University Forum – Solutions to proposed budget cuts discussed

Robyn Goodman

NMU is facing a significant challenge after a proposed budget cut of $8.9 million, said President Les Wong, addressing a full room of staff, faculty and students.

During the university forum on Wednesday, April 20, Wong, Provost Susan Koch, Vice President of Finance Gavin Leach and Director of Human Resources Ann Sherman discussed the changes that the university has talked about implementing after the proposed budget by Gov. Rick Snyder is either approved or denied.

Wong stated that the goals of the proposed model the Board of Trustees created include protecting student experience, minimizing impact on curriculum, strategic positioning of the university and remaining on course for the Roadmap of 2015.
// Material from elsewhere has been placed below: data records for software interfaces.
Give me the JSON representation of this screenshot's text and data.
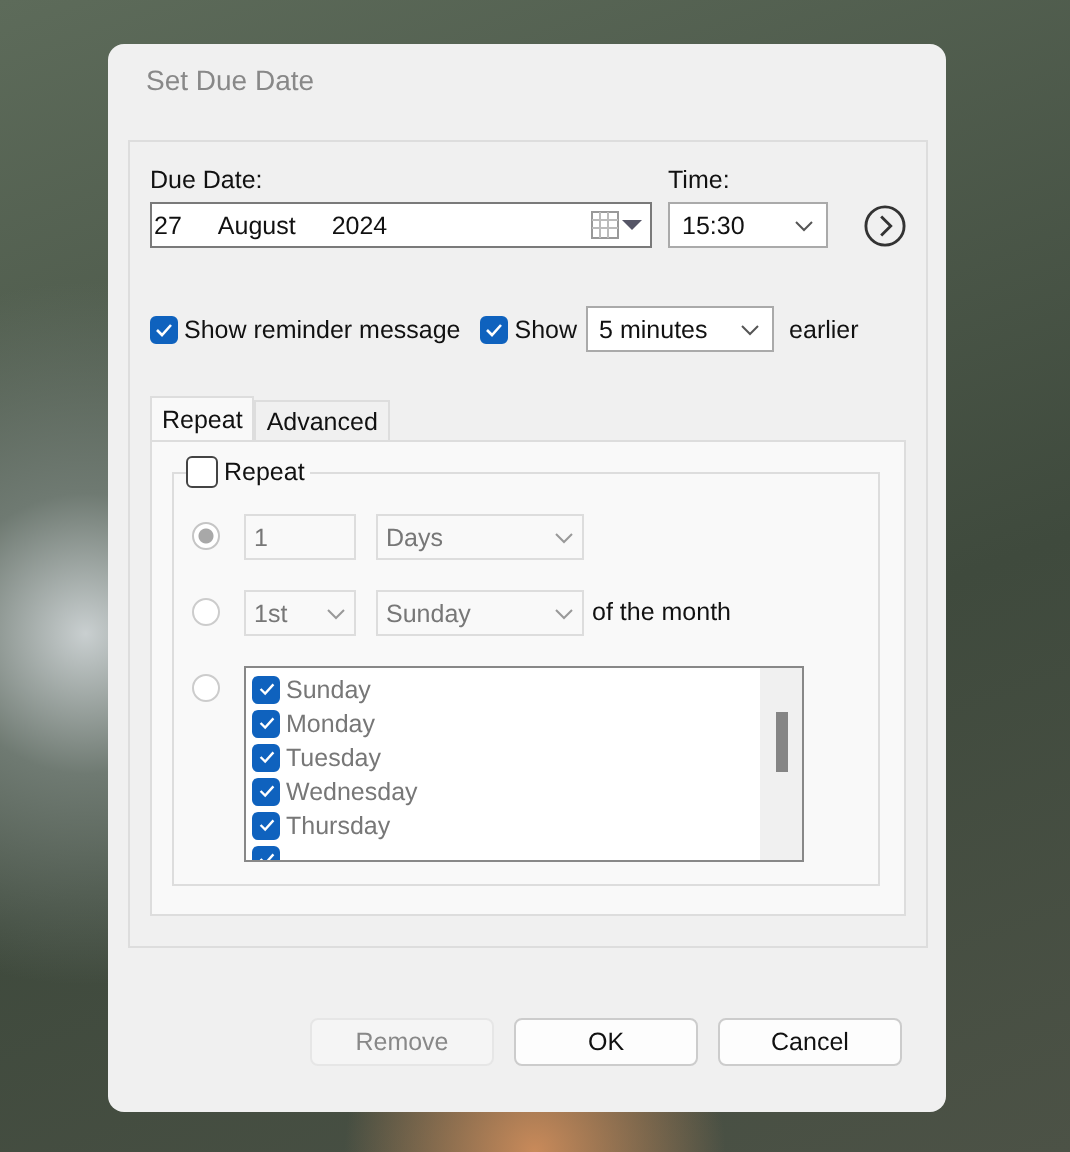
{
  "window": {
    "title": "Set Due Date"
  },
  "due_date": {
    "label": "Due Date:",
    "day": "27",
    "month": "August",
    "year": "2024"
  },
  "time": {
    "label": "Time:",
    "value": "15:30"
  },
  "reminder": {
    "checked": true,
    "label": "Show reminder message"
  },
  "show_earlier": {
    "checked": true,
    "label": "Show",
    "value": "5 minutes",
    "suffix": "earlier"
  },
  "tabs": [
    {
      "label": "Repeat",
      "selected": true
    },
    {
      "label": "Advanced",
      "selected": false
    }
  ],
  "repeat": {
    "label": "Repeat",
    "checked": false,
    "options": [
      {
        "kind": "interval",
        "selected": true,
        "number": "1",
        "unit": "Days"
      },
      {
        "kind": "monthly",
        "selected": false,
        "ordinal": "1st",
        "weekday": "Sunday",
        "suffix": "of the month"
      },
      {
        "kind": "weekdays",
        "selected": false,
        "days": [
          {
            "label": "Sunday",
            "checked": true
          },
          {
            "label": "Monday",
            "checked": true
          },
          {
            "label": "Tuesday",
            "checked": true
          },
          {
            "label": "Wednesday",
            "checked": true
          },
          {
            "label": "Thursday",
            "checked": true
          },
          {
            "checked": true
          }
        ]
      }
    ]
  },
  "buttons": [
    {
      "label": "Remove",
      "disabled": true
    },
    {
      "label": "OK",
      "disabled": false
    },
    {
      "label": "Cancel",
      "disabled": false
    }
  ]
}
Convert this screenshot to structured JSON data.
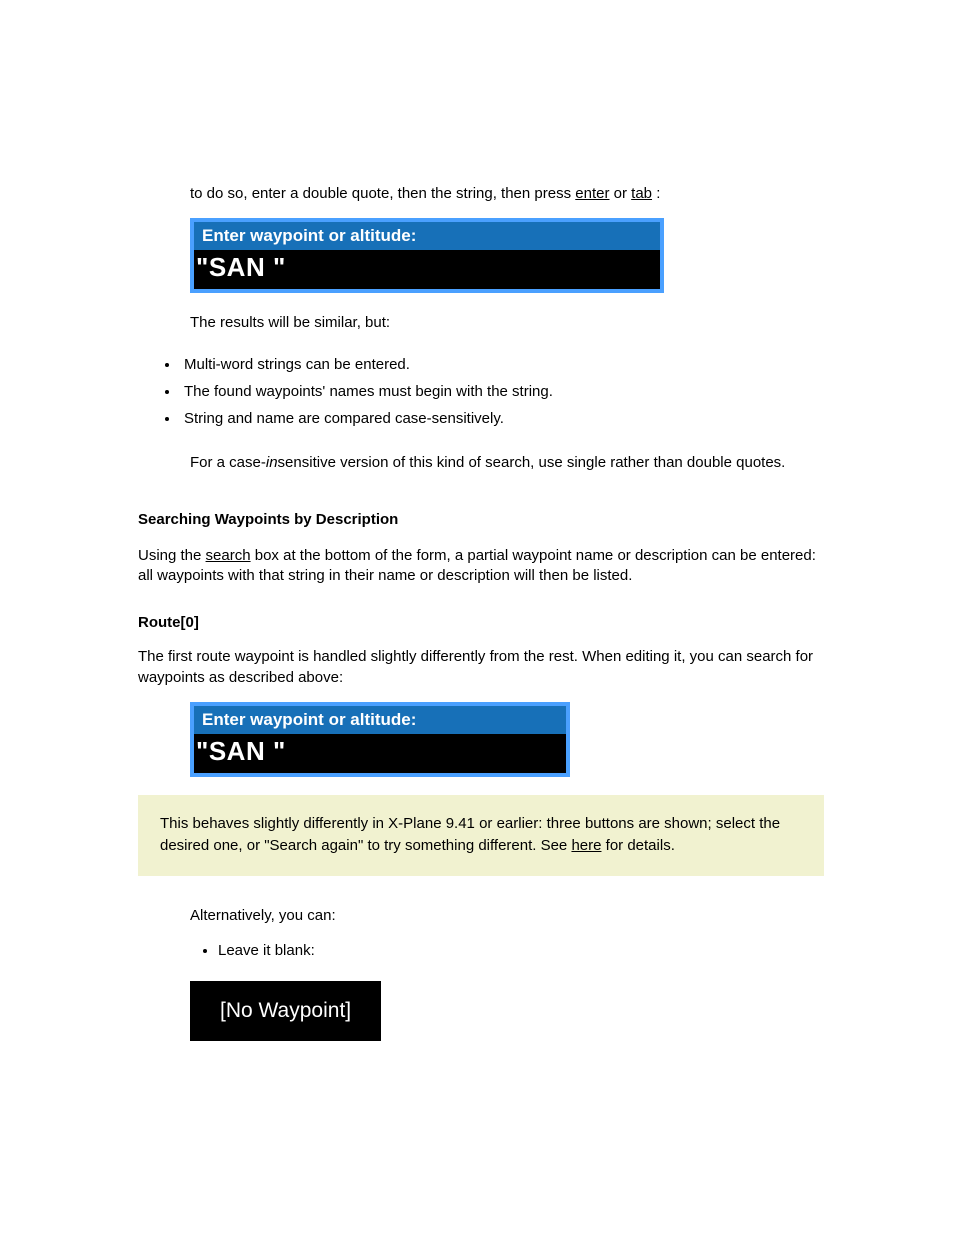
{
  "intro": {
    "part1": "to do so, enter a double quote, then the string, then press ",
    "link1": "enter",
    "part2": " or ",
    "link2": "tab",
    "part3": ":"
  },
  "waypointBox1": {
    "title": "Enter waypoint or altitude:",
    "value": "\"SAN \""
  },
  "resultsIntro": "The results will be similar, but:",
  "bulletsA": [
    "Multi-word strings can be entered.",
    "The found waypoints' names must begin with the string.",
    "String and name are compared case-sensitively."
  ],
  "para2": {
    "part1": "For a case-",
    "emph": "in",
    "part2": "sensitive version of this kind of search, use single rather than double quotes."
  },
  "searchingHeading": "Searching Waypoints by Description",
  "para3": {
    "part1": "Using the ",
    "link": "search",
    "part2": " box at the bottom of the form, a partial waypoint name or description can be entered: all waypoints with that string in their name or description will then be listed."
  },
  "route0Heading": "Route[0]",
  "route0Para": "The first route waypoint is handled slightly differently from the rest. When editing it, you can search for waypoints as described above:",
  "waypointBox2": {
    "title": "Enter waypoint or altitude:",
    "value": "\"SAN \""
  },
  "note": {
    "part1": "This behaves slightly differently in X-Plane 9.41 or earlier: three buttons are shown; select the desired one, or \"Search again\" to try something different. See ",
    "link": "here",
    "part2": " for details."
  },
  "alternativelyIntro": "Alternatively, you can:",
  "bulletsB": [
    "Leave it blank:"
  ],
  "noWaypointLabel": "[No Waypoint]"
}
President Les Wong addresses an audience of student, faculty and staff on the budget. Other administrators gave presentations on healthcare changes, academic strategy and answered questions regarding those issues. The forum was Wednesday, April 20 in Jamrich 102. // Ashley Wiggins/NW

In order to make up for the loss of funds, the board plans on cutting $2 million from faculty and staff healthcare. In this proposal, faculty and staff would have to pay more for co-pays and office visits, said Leach.

“While those costs will go up, we are keeping in line with other plans and the average for the state,” Leach said.

Clients will have more say in what kind of lab tests and procedures they want and need, and use their health insurance appropriately.

“Instead of going to the emergency room for a cold, you would go and see your personal physician,” Leach said.

In a positioning statement released by the NMU Chapter of the American Association of University Professors (AAUP), NMU is neither in a budget crisis nor in need of healthcare changes to supplement the supposed crisis.

According to the statement issued, “NMU’s unrestricted assets have grown from $34.2 million in 2004 to $88.5 million last year.”

Wong stated that the many people believe that the university should use that surplus of funds to cover the loss of funding from the state government, but said that if the university really had $88.5 million in unrestricted assets, it would do so, but the university does not have that money.

Along with changes in healthcare, Koch brought up having to cut 12 or possibly 24 faculty positions in order to save money. She also said that the university would have to possibly reduce the funding to the Wildcat Innovation Fund, equipment expenses and library acquisitions.

“These are very, very important to the delivery of the curriculum, so I have to take a deep breath when I say that,” Koch said. “We’ve gotten some very good advice from the professionals at the library on what we can do without.”

Also brought up at the forum was the possibility of having students sign a three-year lease for their computers, which could possibly save roughly $500,000, Wong said.

“While students would keep their computers longer, we would upgrade both the MacBooks and the ThinkPad,” he said.

The healthcare changes will be decided on by the labor unions by May 1, while the cuts to staff and faculty will be decided on and announced by June 16. The tuition and other changes will be discussed at the July Board of Trustees meeting.